This time last year we were getting ready for Carole to have her new knee. She might disagree, but I think the year with the knee has been a success. This year we’re having a bit of a quiet but busy time between Thanksgiving and Christmas. Blessings still abound.
At the end of November, the Eleventh Tradition got a bit of attention at my local meetings. I’ll say it here, since this is a blog, that I don’t understand why some AA bloggers put full-face photographs of themselves on their blogs. Also, in general, I think people take the case of their own anonymity a bit too far. Just my opinion.
Something interesting I have noticed and, despite my attendance at AA meetings far and wide, I can’t say that I ever paid attention, so I can only speak to here. Some people give their last name at meeting, saying, “My name is Ebby Thacher, and I’m an alcoholic.” (I’m picking on Ebby because my cat, Thatcher, is bothering me while I type. And I’m disturbed to know that Ebby spelled it without the T) Others only give their first name.

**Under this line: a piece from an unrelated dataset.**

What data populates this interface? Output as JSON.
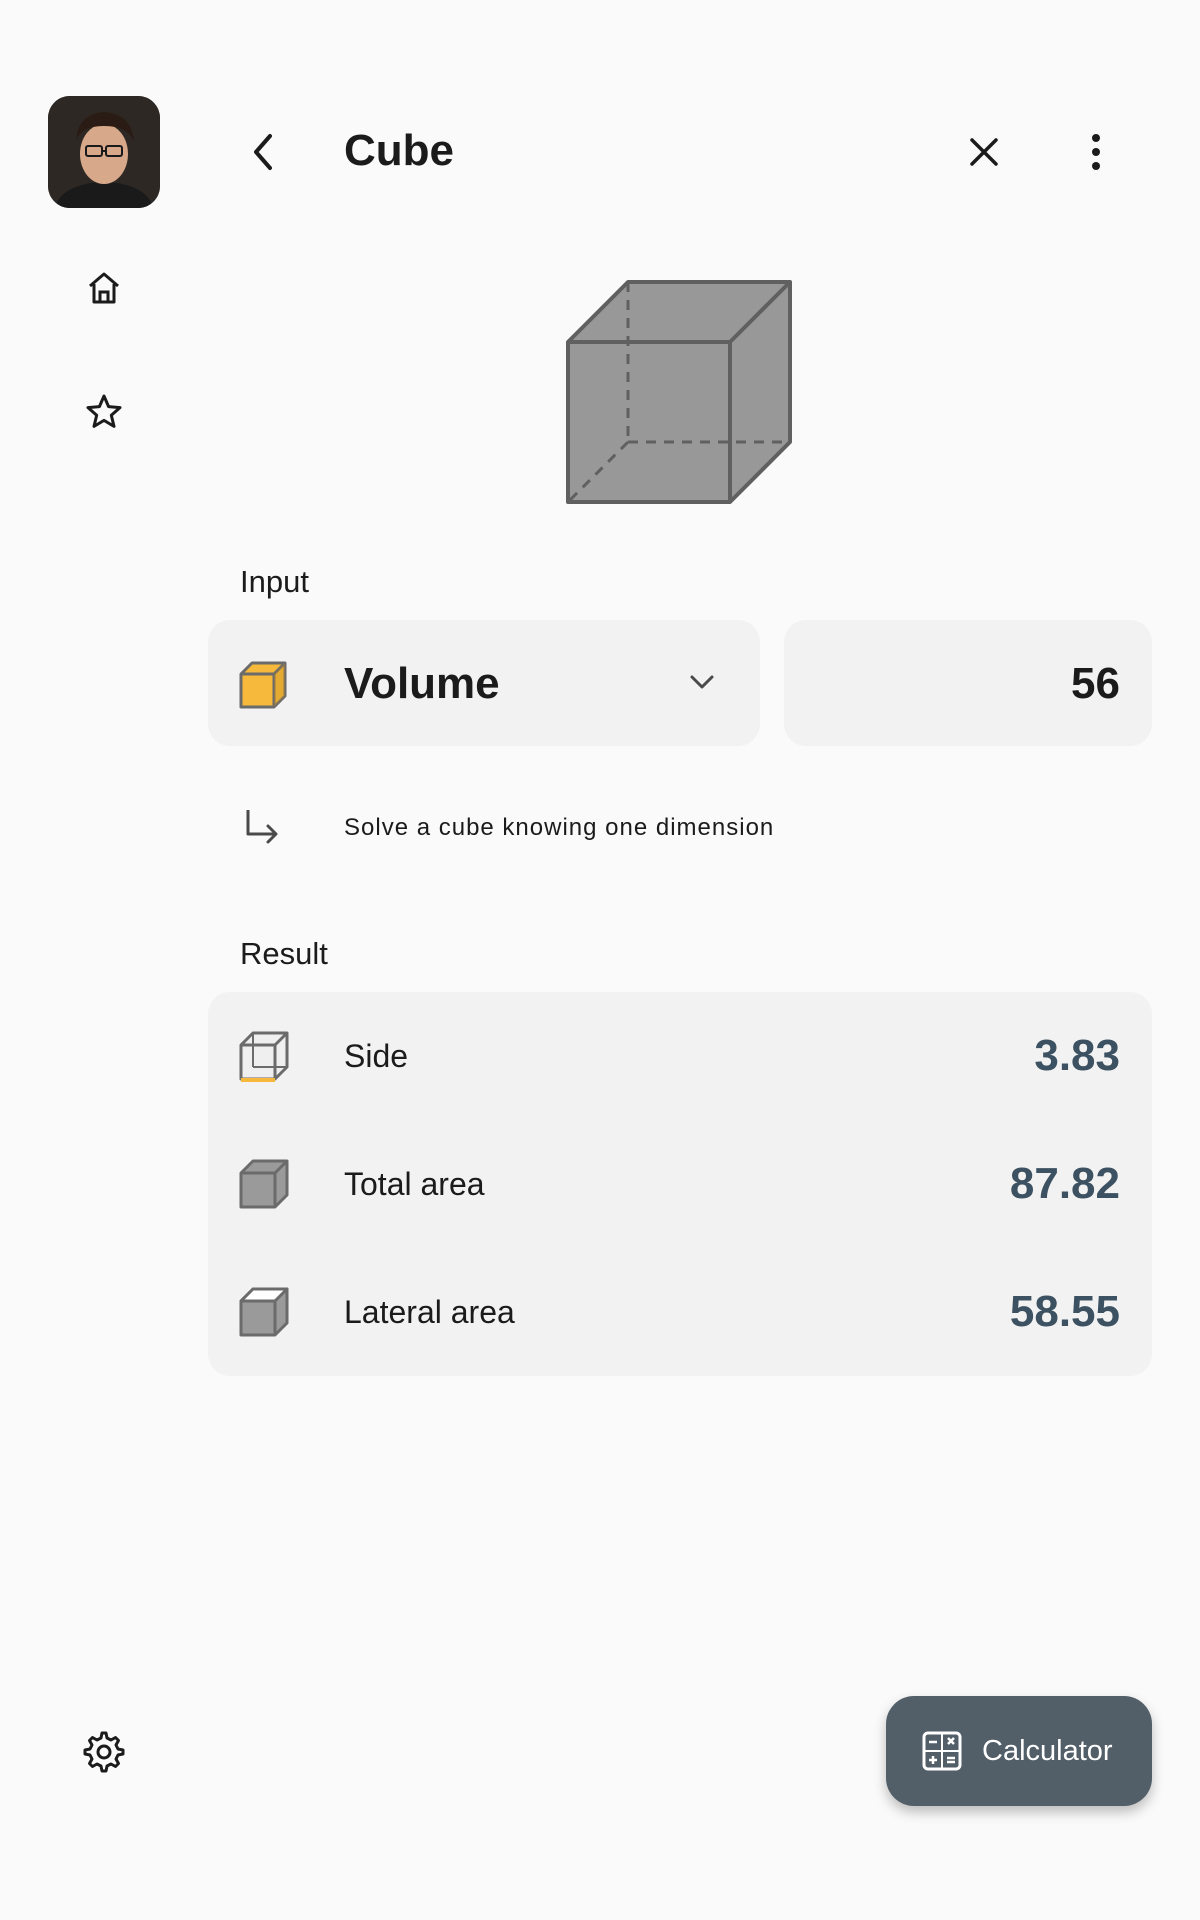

I’ve always only given my first name, I think because that’s the way that was dominant when I was getting sober. It still is the dominant way. But we were reading one of the AA “approved” books and someone expressed the opinion that we needed to give last names because we can’t be anonymous to each other. Someone needing help can’t find us if they don’t know us.
Of course today, help is instantly available to anyone with a phone or computer. But I wonder. My last name is no secret at all, and anyone who cares to know it, does. People from my meetings also know me pretty extensively outside the rooms due in a large part to Carole. But I’ve never hidden from AA folks.
Someone at a meeting I was at on Thursday said that his sponsor told him that the rooms need both people who say their last name and people who don’t, because if everyone said their last name, some people at their first meeting would never come back.
I think I would be more inclined to say my last name if my first name was more common in the rooms. I don’t know. I’m eternally grateful that we think about and discuss these things and that AA has survived until now.